- Opening Delimiter -

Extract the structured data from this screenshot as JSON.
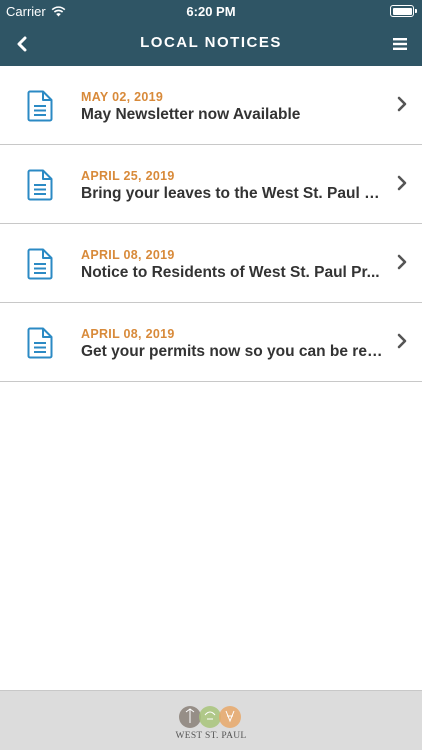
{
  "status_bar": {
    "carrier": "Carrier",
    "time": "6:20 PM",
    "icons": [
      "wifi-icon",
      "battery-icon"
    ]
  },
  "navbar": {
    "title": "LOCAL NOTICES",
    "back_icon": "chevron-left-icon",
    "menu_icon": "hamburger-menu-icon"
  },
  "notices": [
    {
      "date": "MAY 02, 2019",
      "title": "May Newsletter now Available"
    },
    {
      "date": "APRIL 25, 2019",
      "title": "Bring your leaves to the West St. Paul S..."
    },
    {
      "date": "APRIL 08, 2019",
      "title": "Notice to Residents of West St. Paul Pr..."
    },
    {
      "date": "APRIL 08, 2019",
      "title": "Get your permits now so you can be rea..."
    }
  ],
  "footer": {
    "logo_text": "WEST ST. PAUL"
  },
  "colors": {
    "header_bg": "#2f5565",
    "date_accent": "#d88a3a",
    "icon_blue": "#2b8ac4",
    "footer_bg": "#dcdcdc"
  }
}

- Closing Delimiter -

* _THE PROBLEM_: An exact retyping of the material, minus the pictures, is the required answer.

* _SOLUTION FOR THIS PROBLEM_:
Extract the structured data from this screenshot as JSON.
{
  "status_bar": {
    "carrier": "Carrier",
    "time": "6:20 PM",
    "icons": [
      "wifi-icon",
      "battery-icon"
    ]
  },
  "navbar": {
    "title": "LOCAL NOTICES",
    "back_icon": "chevron-left-icon",
    "menu_icon": "hamburger-menu-icon"
  },
  "notices": [
    {
      "date": "MAY 02, 2019",
      "title": "May Newsletter now Available"
    },
    {
      "date": "APRIL 25, 2019",
      "title": "Bring your leaves to the West St. Paul S..."
    },
    {
      "date": "APRIL 08, 2019",
      "title": "Notice to Residents of West St. Paul Pr..."
    },
    {
      "date": "APRIL 08, 2019",
      "title": "Get your permits now so you can be rea..."
    }
  ],
  "footer": {
    "logo_text": "WEST ST. PAUL"
  },
  "colors": {
    "header_bg": "#2f5565",
    "date_accent": "#d88a3a",
    "icon_blue": "#2b8ac4",
    "footer_bg": "#dcdcdc"
  }
}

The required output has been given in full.